Andrew Pekler - "Station To Station"
something very tasteful for those who like elements of jazz
in their electronica. Andrew Pekler, also a member of the
Sad Rockets and Bergheim 34, fuses moody, late-night grooves
and dub loops with finger snapping bop on his first solo album.
Combining sequenced precision with live instrumentation isn't
something entirely new, but Pekler's approach is delightfully
subtle and unrepetitive.
"You Are Here" sets the predominately low-key mood with its
light, percussive brush work and a nice soulful loop that
bubbles under nicely. The mood shifts from track to track,
with trace elements of Denny-esque exotica and scat-worthy
be-bop, but for the most part it's quite a relaxing listen
that leans heavily on Berlin's urban dub style.
The track "Manchild" features jazz veterans Elliot Levin on
saxophone and Akira Ando on upright bass, both of whom have
played with Cecil Taylor in the past. Pekler also invited
others to sit in on piano and trumpet as well. "Station To
Station" clocks in at 45 minutes but ends much too soon in
my opinion. Here's hoping Andrew Pekler follows up with another
helping of smooth sounds.
Random Logic - "Numrebs" (Tehnika)
superstars Random Logic's debut full-length "Numrebs" is
a deep, dubby techno disc that will file nicely next to
your Berlin glitch and frosty Icelandic beats.
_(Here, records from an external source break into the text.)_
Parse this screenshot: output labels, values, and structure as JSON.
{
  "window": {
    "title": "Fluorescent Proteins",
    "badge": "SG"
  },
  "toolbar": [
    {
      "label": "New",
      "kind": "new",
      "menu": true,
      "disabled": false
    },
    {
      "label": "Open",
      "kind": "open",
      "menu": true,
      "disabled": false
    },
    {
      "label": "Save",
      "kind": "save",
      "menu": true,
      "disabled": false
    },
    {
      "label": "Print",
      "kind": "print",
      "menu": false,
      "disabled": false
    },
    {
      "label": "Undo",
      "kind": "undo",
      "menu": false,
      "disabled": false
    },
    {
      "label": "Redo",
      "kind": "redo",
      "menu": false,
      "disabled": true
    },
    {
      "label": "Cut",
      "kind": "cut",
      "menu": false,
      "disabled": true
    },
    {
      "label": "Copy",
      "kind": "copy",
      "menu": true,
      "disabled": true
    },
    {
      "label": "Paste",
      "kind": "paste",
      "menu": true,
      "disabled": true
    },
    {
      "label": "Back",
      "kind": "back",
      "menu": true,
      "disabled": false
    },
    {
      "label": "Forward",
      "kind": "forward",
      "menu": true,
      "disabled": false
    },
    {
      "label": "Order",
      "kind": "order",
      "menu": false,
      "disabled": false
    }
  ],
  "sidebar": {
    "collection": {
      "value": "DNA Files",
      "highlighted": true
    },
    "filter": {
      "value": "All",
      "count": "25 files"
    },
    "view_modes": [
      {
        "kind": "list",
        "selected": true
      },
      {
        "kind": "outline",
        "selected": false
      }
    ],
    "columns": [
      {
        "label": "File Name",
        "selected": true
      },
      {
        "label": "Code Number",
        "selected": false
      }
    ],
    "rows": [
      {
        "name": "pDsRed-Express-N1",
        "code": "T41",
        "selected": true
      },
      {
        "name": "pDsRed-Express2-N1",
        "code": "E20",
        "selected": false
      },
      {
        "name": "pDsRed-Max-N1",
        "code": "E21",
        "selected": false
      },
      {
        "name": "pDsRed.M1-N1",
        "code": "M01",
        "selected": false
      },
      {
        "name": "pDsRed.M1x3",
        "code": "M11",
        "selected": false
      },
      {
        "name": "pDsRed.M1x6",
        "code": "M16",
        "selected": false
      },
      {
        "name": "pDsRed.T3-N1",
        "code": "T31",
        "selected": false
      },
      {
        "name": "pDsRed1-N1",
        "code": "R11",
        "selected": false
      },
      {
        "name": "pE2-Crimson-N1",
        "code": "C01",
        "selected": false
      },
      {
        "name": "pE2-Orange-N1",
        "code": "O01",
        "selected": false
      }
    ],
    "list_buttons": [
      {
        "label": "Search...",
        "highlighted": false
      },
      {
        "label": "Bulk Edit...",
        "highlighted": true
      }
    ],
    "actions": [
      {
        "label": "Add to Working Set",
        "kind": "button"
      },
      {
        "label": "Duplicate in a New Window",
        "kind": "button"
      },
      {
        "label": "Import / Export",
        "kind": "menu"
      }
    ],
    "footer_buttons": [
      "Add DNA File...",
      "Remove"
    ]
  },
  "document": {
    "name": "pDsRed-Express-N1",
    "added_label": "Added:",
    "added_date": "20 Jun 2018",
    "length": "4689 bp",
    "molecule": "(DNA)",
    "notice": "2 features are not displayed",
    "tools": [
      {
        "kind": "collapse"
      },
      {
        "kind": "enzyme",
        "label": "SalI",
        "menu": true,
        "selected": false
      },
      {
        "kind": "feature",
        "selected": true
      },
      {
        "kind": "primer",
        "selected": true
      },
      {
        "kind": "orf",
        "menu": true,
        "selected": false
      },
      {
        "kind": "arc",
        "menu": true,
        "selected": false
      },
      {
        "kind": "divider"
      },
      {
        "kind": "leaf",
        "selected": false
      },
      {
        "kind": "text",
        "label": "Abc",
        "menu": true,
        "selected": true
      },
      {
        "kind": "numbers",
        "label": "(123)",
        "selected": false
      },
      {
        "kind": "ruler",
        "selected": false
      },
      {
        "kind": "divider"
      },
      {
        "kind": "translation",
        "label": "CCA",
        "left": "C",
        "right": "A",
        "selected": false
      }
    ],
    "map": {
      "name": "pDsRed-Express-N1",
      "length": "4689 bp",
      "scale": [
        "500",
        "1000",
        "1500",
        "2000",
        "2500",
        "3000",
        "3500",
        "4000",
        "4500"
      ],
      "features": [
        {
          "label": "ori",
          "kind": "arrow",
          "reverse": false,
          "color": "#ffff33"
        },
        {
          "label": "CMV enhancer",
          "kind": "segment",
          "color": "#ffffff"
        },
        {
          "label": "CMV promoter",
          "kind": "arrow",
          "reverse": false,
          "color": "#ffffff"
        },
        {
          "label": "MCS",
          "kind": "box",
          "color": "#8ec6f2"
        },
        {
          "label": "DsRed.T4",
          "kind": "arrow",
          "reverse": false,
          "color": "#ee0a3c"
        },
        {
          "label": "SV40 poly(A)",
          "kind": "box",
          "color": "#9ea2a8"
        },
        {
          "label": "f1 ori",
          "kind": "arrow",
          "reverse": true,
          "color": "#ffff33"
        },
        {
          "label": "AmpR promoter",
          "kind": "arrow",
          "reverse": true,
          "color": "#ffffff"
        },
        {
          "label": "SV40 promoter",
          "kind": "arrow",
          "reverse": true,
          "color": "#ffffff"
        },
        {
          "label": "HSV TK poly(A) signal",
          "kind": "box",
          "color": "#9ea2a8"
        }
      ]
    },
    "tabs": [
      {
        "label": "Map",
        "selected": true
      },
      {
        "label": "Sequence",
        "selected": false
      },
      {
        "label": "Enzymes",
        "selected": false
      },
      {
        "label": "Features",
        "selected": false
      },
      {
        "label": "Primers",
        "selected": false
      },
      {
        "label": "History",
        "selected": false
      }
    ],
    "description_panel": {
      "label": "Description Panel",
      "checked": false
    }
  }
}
These folks
have released singles on other, more floor-friendly lables
like Kial, Tresor, and Djax-Up Beats, under different names,
however these tracks stray from the frantic thump of those
labels' four-four aesthetic and lean more towards the blunted
side of deep techno.
The "Numrebs" sound is that of an emptied meat locker: Metallic
echoes, clicky beats, and creaking floors. This disc has
an organic soul that grows in strength throughout each track,
with its synth washes and minimal melodies that build upon
each track's mood. The bare minimum of melody is surrounded
by a rickety, skeleton of rhythmic architecture that has
a propensity to stay locked in tempo. There's not much chaos
to be found on this disc, aside from the elaborate design
of the disc's packaging. It's actually quite simple and
subtle, and perhaps uneccesary to own if your collection
is filled with these au courant sounds, but the sounds are
sweet and composed nicely.
At first listen it may sound familiar, perhaps unoriginal,
but it has a hypnotic quality about it that keeps my finger
far from my cd player's eject button. "Numrebs" proves to
be another worthy addition to the glitch'n'dub pantheon
of techno music and is a very enjoyable listen.
Metropolitan - "Down For You Is Up"
the home of labels TeenBeat and Simple Machines, indie-rock's
heyday lives on in Arlington, VA.'s current crop of pop bands,
and leading the way perhaps, is the three-piece Metropolitan.
Saadat Awan, Shyam Telikicherla, and John Masters have a solid
rock sound that combines youthful energy and a good ear for
John Masters' vocals, emotive and just a tad snotty, suck
you in on songs like "Slide Rule," "You Want It," and "Incidental."
Musically, Metropolitan refrains from composing outside the
realm of what is expected from a pop trio of bass, drums,
and guitar. Despite their devotion to Sonic Youth and Television,
the end result of their collaboration is more akin to your
everyday neighborhood garage band. While some bands belong
in the basement, Metropolitan's heart is just too big to be
restrained and their tunes just too infectious to ignore.
While some contemporary pop bands try to sound too much like
one old band or the other, Metropolitan uniquely blends many
old favorites into one cohesive mix that effectively revives
the optimistic mood of the early '90s.